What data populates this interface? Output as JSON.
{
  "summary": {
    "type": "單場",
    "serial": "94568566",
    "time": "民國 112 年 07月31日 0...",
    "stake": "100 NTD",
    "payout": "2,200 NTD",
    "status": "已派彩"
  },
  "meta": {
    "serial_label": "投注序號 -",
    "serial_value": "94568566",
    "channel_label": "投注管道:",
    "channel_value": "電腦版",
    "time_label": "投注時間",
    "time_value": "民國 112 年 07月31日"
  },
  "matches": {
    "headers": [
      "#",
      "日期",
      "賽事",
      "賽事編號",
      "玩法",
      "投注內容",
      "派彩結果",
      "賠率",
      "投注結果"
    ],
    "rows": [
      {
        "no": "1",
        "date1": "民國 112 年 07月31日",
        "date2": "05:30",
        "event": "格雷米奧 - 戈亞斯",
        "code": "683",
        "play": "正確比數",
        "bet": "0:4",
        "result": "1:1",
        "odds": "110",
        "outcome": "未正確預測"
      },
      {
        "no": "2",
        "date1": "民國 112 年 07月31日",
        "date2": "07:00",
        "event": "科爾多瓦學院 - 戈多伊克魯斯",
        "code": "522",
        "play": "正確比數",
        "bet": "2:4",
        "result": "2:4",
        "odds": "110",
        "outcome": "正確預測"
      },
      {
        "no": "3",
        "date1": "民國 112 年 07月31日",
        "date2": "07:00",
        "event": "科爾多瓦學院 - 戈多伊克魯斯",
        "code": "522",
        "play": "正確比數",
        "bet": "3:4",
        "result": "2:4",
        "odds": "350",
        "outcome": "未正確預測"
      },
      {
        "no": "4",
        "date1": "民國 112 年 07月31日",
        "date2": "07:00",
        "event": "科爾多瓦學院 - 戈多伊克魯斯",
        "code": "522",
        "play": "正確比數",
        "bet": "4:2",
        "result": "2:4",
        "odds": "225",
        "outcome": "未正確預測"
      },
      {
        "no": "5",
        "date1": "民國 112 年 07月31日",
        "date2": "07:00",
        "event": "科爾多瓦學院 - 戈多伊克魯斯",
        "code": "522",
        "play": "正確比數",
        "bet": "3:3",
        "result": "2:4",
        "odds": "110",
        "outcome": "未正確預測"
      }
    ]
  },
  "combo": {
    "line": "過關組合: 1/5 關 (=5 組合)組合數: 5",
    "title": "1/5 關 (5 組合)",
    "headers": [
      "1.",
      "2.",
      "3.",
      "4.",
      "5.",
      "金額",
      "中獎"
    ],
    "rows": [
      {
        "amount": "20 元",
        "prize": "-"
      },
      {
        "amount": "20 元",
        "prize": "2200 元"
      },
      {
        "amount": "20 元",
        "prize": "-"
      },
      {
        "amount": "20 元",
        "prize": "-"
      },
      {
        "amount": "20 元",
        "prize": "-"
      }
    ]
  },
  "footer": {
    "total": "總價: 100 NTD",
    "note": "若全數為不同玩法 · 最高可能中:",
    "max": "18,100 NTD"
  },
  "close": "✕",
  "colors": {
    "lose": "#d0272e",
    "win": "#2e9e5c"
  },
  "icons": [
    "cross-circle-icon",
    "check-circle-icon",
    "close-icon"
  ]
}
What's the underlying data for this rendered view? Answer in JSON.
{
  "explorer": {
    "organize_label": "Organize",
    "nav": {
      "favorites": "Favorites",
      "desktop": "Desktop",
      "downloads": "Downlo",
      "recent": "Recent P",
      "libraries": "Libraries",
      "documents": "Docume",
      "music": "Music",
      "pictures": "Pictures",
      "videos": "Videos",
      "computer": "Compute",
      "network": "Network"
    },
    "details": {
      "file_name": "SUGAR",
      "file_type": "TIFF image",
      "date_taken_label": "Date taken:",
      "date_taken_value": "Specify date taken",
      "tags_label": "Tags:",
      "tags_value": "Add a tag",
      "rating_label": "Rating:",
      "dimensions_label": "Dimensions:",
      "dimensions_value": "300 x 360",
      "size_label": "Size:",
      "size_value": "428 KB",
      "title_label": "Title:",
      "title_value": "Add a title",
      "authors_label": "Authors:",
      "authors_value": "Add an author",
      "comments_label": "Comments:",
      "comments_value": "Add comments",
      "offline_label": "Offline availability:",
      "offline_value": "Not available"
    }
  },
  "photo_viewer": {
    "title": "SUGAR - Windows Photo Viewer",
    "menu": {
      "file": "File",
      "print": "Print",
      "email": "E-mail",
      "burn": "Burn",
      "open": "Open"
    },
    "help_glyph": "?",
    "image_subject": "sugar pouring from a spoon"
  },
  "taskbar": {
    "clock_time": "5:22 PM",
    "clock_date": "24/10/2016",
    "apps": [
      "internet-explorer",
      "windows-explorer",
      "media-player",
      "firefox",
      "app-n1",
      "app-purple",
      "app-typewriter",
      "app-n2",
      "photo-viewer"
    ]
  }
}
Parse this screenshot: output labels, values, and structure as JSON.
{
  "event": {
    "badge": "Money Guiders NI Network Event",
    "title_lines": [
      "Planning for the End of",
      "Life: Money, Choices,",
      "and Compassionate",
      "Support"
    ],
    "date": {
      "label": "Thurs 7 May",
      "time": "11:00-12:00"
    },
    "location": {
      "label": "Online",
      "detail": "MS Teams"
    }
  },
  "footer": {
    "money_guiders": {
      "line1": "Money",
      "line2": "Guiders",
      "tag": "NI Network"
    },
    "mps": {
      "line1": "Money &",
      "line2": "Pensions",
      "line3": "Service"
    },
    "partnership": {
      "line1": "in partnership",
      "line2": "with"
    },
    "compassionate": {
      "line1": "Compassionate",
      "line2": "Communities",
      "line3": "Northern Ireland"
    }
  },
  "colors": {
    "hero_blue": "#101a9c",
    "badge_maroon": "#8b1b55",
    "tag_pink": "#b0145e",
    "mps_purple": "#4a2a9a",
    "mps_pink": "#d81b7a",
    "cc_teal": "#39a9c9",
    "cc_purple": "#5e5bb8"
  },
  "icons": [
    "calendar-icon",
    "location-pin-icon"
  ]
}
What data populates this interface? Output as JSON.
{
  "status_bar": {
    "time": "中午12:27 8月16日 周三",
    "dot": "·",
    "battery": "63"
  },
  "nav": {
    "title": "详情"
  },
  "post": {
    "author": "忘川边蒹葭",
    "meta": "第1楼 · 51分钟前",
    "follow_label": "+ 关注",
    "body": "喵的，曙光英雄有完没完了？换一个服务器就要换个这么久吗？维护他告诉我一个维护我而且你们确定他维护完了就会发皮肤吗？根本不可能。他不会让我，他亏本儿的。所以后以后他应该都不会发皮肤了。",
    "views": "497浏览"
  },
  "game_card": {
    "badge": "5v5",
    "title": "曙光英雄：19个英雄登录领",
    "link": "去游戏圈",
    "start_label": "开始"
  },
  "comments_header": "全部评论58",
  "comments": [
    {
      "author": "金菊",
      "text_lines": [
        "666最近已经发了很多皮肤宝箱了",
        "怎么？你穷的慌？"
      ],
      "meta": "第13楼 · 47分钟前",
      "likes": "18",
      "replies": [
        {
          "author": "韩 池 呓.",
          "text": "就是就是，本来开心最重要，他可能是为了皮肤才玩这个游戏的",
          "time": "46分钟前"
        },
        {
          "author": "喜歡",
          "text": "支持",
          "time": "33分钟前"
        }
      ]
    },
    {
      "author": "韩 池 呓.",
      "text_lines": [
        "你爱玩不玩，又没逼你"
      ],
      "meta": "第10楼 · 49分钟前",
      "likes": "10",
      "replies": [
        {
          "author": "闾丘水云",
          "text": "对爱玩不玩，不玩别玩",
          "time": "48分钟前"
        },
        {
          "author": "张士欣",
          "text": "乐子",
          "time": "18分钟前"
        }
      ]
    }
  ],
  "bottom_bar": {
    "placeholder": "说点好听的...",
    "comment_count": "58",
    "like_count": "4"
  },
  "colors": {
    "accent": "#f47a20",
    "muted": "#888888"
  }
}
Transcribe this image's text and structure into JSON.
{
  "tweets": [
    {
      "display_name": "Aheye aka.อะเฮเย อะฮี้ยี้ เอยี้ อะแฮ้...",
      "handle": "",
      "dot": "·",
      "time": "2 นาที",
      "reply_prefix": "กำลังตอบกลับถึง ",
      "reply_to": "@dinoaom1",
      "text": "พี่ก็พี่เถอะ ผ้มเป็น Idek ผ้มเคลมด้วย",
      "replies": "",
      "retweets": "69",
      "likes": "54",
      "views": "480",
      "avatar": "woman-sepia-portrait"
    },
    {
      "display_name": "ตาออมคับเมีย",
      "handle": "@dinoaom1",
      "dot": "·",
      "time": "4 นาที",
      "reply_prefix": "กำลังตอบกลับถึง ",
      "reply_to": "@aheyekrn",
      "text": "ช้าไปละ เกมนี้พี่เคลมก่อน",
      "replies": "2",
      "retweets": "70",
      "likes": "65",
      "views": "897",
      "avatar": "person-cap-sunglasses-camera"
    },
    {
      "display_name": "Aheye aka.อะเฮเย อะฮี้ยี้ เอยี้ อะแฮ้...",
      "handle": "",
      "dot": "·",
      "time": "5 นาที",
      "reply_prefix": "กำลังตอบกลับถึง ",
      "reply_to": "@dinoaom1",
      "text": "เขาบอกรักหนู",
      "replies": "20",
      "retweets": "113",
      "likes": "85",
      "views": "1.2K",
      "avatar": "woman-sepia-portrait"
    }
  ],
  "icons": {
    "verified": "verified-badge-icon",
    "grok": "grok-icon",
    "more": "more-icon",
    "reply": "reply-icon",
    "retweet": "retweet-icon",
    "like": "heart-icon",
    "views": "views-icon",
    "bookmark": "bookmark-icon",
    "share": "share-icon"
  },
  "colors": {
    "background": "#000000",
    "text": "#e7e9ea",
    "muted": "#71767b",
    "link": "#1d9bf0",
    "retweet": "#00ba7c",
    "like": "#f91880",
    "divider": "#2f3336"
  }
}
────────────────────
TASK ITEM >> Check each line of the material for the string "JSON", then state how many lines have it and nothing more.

OUTPUT OF THE TASK >> 5